Rutgers reports first instance of COVID-19 triggering recurrent Guillain-Barré Syndrome

December 08, 2020

Researchers at Rutgers Robert Wood Johnson Medical School have reported the first instance of COVID-19 triggering a recurrence of Guillain-Barré Syndrome - a rare disorder where the body's immune system attacks nerves and can lead to respiratory failure and death.

While there have been several reports of Guillain-Barré Syndrome following COVID-19, this is the first in which COVID-19 actually triggered a recurrence of the condition - in a 54-year-old man who had suffered with Guillain-Barré Syndrome twice and had a third occurrence after testing positive for COVID-19, according to the Rutgers case report published in the journal Pathogens.

"The patient came to the emergency room with complaints of progressive difficulty swallowing, then had a fever for three days, followed by weakness in the arms, legs and face," said Erin McDonnell, a medical student who made the discovery. "His symptoms were worse this time than in previous episodes. He has since recovered."

Researchers looked at about 1,200 hospital patients diagnosed with COVID-19 who were admitted and discharged between March and May of 2020 and this was the only instance where COVID-19 triggered the recurrence of Guillain-Barré Syndrome.

Guillain-Barré Syndrome can follow acute viral and bacterial infections, causing symptoms including weakness and tingling in the extremities. As the condition worsens, the weakness quickly spreads, eventually sometimes paralyzing the whole body. While most people recover from the condition, about 5 percent of people experience a recurrence, McDonnell said.

"We recommend that patients who develop COVID-19 and have a history of autoimmune [demyelinating] disorders in which the body's immune system attacks the myelin that insulates and protects their nerves be closely observed for several weeks for neurologic symptoms," said Payal Parikh, assistant professor at Rutgers Robert Wood Johnson Medical School, who led the study along with Martin Blaser, director of the Center for Advanced Biotechnology and Medicine.

The findings will improve the understanding of the spectrum of Guillain-Barré Syndrome, which may be trigged by acute viral or bacterial infection, and help create treatments for COVID-19 patients.
-end-
Other Rutgers authors included Nicole J. Altomare, Yesha H. Parekh, Ram C. Gowda and Mark H. Lazar.

Rutgers University

Related Respiratory Failure Articles from Brightsurf:

Study: Respiratory failure in COVID-19 usually not driven by cytokine storm
A study by researchers at Washington University School of Medicine in St.

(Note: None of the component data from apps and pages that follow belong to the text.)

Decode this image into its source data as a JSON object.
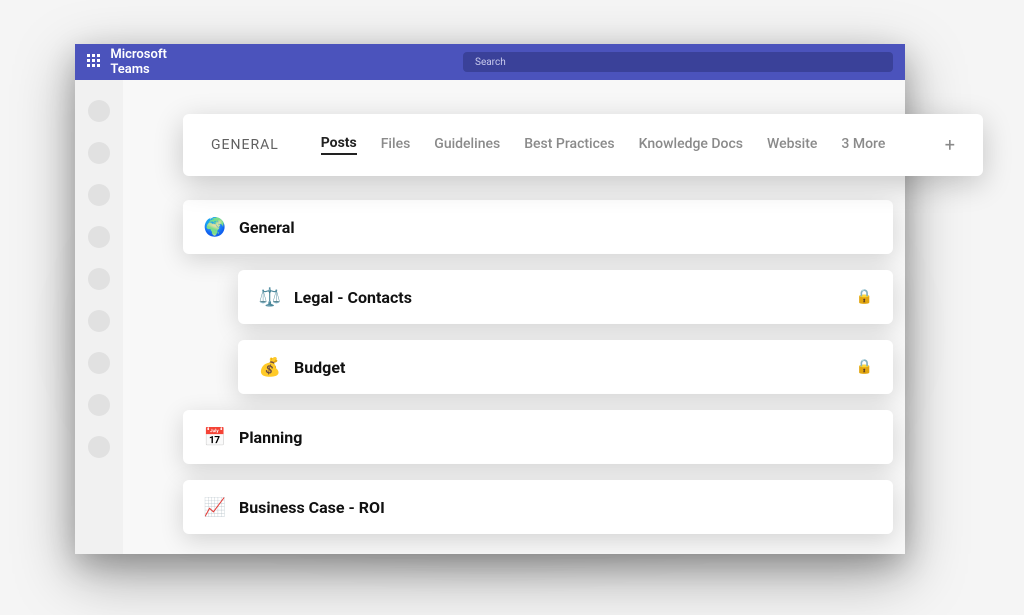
{
  "app": {
    "title": "Microsoft Teams",
    "search_placeholder": "Search"
  },
  "channel": {
    "name": "GENERAL"
  },
  "tabs": {
    "posts": "Posts",
    "files": "Files",
    "guidelines": "Guidelines",
    "best_practices": "Best Practices",
    "knowledge_docs": "Knowledge Docs",
    "website": "Website",
    "more": "3 More",
    "add": "+"
  },
  "items": {
    "general": {
      "icon": "🌍",
      "label": "General"
    },
    "legal": {
      "icon": "⚖️",
      "label": "Legal -  Contacts"
    },
    "budget": {
      "icon": "💰",
      "label": "Budget"
    },
    "planning": {
      "icon": "📅",
      "label": "Planning"
    },
    "roi": {
      "icon": "📈",
      "label": "Business Case  - ROI"
    }
  }
}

Vaping may increase respiratory disease risk by more than 40%: BU study
A growing body of evidence points to the health risks of using e-cigarettes (or ''vaping'').

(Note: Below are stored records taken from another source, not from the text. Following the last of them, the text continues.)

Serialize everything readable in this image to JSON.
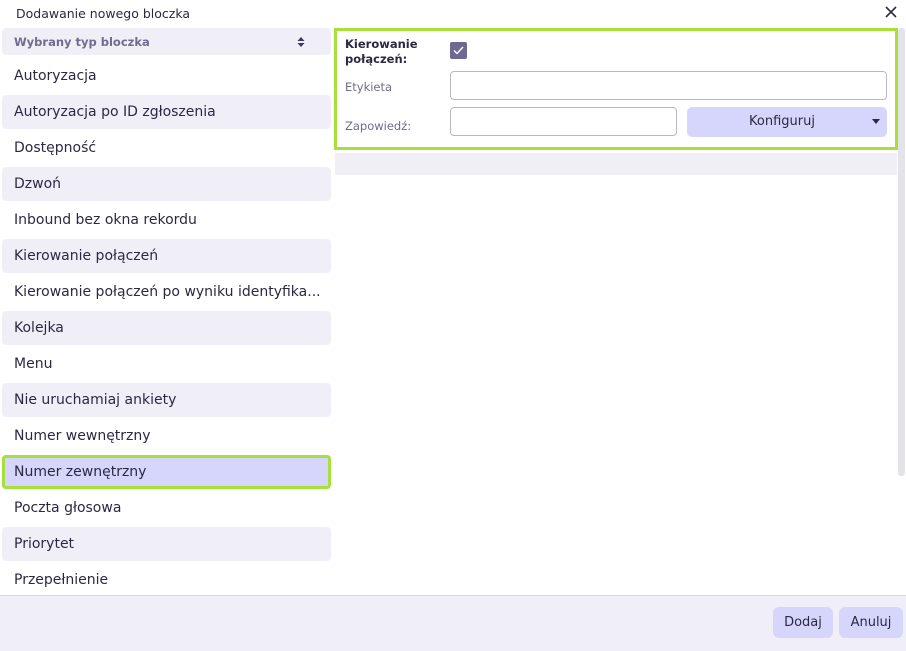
{
  "dialog": {
    "title": "Dodawanie nowego bloczka"
  },
  "sidebar": {
    "header_label": "Wybrany typ bloczka",
    "items": [
      {
        "label": "Autoryzacja"
      },
      {
        "label": "Autoryzacja po ID zgłoszenia"
      },
      {
        "label": "Dostępność"
      },
      {
        "label": "Dzwoń"
      },
      {
        "label": "Inbound bez okna rekordu"
      },
      {
        "label": "Kierowanie połączeń"
      },
      {
        "label": "Kierowanie połączeń po wyniku identyfika..."
      },
      {
        "label": "Kolejka"
      },
      {
        "label": "Menu"
      },
      {
        "label": "Nie uruchamiaj ankiety"
      },
      {
        "label": "Numer wewnętrzny"
      },
      {
        "label": "Numer zewnętrzny",
        "selected": true
      },
      {
        "label": "Poczta głosowa"
      },
      {
        "label": "Priorytet"
      },
      {
        "label": "Przepełnienie"
      }
    ]
  },
  "form": {
    "routing_label_line1": "Kierowanie",
    "routing_label_line2": "połączeń:",
    "routing_checked": true,
    "label_field_label": "Etykieta",
    "label_field_value": "",
    "announcement_label": "Zapowiedź:",
    "announcement_value": "",
    "configure_button": "Konfiguruj"
  },
  "footer": {
    "add_button": "Dodaj",
    "cancel_button": "Anuluj"
  },
  "colors": {
    "accent_button": "#d6d5fb",
    "highlight_outline": "#a7e03b",
    "checkbox": "#6f6891",
    "row_alt": "#f0eff7"
  }
}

Can scientists take the STING out of common respiratory viruses?
University of North Carolina School of Medicine scientists have made a curious discovery about a well-known human protein that helps the immune system fight viral infections.

Vaccines against respiratory infections linked with less heart failure deaths
Influenza and pneumonia vaccinations are associated with fewer hospital deaths in patients with heart failure.

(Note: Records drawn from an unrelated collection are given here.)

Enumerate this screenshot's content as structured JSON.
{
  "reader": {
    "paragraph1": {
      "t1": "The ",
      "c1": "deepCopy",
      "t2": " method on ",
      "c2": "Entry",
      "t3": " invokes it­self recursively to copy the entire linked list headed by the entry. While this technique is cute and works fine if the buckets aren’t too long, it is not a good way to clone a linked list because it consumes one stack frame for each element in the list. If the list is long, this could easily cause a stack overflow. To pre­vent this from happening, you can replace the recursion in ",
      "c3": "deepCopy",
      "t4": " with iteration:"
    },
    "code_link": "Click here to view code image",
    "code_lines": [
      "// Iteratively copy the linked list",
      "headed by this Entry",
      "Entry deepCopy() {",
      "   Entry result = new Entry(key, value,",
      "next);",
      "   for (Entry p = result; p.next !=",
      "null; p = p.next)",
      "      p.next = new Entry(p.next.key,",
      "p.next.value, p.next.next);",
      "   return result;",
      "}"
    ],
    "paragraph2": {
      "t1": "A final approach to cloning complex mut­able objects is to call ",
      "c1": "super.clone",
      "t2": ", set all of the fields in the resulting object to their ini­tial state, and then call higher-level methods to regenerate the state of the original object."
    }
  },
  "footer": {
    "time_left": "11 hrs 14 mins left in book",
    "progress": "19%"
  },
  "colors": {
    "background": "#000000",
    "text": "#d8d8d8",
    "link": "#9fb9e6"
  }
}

Airborne viruses can spread on dust, non-respiratory particles
Influenza viruses can spread through the air on dust, fibers and other microscopic particles, according to new research from UC Davis and the Icahn School of Medicine at Mt.

Emergency visits for thunderstorm-related respiratory illnesses
Researchers used atmospheric and lightning data for all counties in the continental United States from 1999 through 2012 to see if increases in emergency department visits for respiratory illnesses among older adults happen in the days surrounding thunderstorms because vulnerable groups and those with common chronic respiratory diseases may be susceptible to the atmospheric changes caused by these storms.

Cystic fibrosis: why so many respiratory complications?
Cystic fibrosis, one of the most common genetic diseases in Switzerland, causes severe respiratory and digestive disorders.

New article clarifies details of COVID-19 respiratory transmission
In a new article, scientists provide an exhaustive, evidence-based review of how COVID-19 droplets from infected patients spread through the air and describe how health care professionals can protect themselves.

Prone positioning in awake, nonintubated patients with COVID-19 hypoxemic respiratory failure
Whether the prone position is associated with improved oxygenation and decreased risk for intubation in spontaneously breathing patients with severe COVID-19 hypoxemic respiratory failure is investigated in this observational study.

How SARS-CoV-2 gets into respiratory tissue -- and how it may exploit one of our defenses
What makes SARS-CoV-2, the virus behind COVID-19, such a threat?

Read More: Respiratory Failure News and Respiratory Failure Current Events
Brightsurf.com is a participant in the Amazon Services LLC Associates Program, an affiliate advertising program designed to provide a means for sites to earn advertising fees by advertising and linking to Amazon.com.